Task statement:
Each line below needs to be duplicated without alteration.

[Web page and app entries]

========================================================================

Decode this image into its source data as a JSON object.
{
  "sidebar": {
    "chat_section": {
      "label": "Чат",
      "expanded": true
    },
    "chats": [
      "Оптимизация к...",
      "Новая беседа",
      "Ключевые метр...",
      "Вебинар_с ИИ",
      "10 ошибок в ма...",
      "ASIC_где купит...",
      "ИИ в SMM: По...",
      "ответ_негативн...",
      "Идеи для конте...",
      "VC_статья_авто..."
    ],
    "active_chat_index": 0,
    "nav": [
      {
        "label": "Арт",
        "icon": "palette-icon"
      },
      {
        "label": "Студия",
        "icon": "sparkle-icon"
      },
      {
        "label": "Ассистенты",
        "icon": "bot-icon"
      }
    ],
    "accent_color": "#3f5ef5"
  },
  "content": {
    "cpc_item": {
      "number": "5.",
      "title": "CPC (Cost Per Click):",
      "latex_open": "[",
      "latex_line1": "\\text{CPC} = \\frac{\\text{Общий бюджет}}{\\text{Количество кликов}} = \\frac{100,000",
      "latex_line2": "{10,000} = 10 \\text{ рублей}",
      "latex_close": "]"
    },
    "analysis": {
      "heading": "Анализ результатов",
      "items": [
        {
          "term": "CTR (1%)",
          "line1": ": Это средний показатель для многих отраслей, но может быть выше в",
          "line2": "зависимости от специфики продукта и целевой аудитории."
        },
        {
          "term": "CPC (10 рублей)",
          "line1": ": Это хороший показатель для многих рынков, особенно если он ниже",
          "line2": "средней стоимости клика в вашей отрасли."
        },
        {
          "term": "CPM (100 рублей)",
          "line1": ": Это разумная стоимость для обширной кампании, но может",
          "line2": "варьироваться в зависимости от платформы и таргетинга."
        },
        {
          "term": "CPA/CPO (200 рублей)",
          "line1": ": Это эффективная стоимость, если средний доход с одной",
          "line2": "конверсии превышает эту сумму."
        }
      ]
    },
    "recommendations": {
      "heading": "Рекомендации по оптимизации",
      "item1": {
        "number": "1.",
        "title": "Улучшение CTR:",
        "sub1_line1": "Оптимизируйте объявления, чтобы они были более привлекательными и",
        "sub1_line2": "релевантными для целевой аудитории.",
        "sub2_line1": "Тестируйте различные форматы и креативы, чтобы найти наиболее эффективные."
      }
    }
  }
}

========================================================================

Exercise result:
Decode this image into its source data as a JSON object.
{
  "sidebar": {
    "chat_section": {
      "label": "Чат",
      "expanded": true
    },
    "chats": [
      "Оптимизация к...",
      "Новая беседа",
      "Ключевые метр...",
      "Вебинар_с ИИ",
      "10 ошибок в ма...",
      "ASIC_где купит...",
      "ИИ в SMM: По...",
      "ответ_негативн...",
      "Идеи для конте...",
      "VC_статья_авто..."
    ],
    "active_chat_index": 0,
    "nav": [
      {
        "label": "Арт",
        "icon": "palette-icon"
      },
      {
        "label": "Студия",
        "icon": "sparkle-icon"
      },
      {
        "label": "Ассистенты",
        "icon": "bot-icon"
      }
    ],
    "accent_color": "#3f5ef5"
  },
  "content": {
    "cpc_item": {
      "number": "5.",
      "title": "CPC (Cost Per Click):",
      "latex_open": "[",
      "latex_line1": "\\text{CPC} = \\frac{\\text{Общий бюджет}}{\\text{Количество кликов}} = \\frac{100,000",
      "latex_line2": "{10,000} = 10 \\text{ рублей}",
      "latex_close": "]"
    },
    "analysis": {
      "heading": "Анализ результатов",
      "items": [
        {
          "term": "CTR (1%)",
          "line1": ": Это средний показатель для многих отраслей, но может быть выше в",
          "line2": "зависимости от специфики продукта и целевой аудитории."
        },
        {
          "term": "CPC (10 рублей)",
          "line1": ": Это хороший показатель для многих рынков, особенно если он ниже",
          "line2": "средней стоимости клика в вашей отрасли."
        },
        {
          "term": "CPM (100 рублей)",
          "line1": ": Это разумная стоимость для обширной кампании, но может",
          "line2": "варьироваться в зависимости от платформы и таргетинга."
        },
        {
          "term": "CPA/CPO (200 рублей)",
          "line1": ": Это эффективная стоимость, если средний доход с одной",
          "line2": "конверсии превышает эту сумму."
        }
      ]
    },
    "recommendations": {
      "heading": "Рекомендации по оптимизации",
      "item1": {
        "number": "1.",
        "title": "Улучшение CTR:",
        "sub1_line1": "Оптимизируйте объявления, чтобы они были более привлекательными и",
        "sub1_line2": "релевантными для целевой аудитории.",
        "sub2_line1": "Тестируйте различные форматы и креативы, чтобы найти наиболее эффективные."
      }
    }
  }
}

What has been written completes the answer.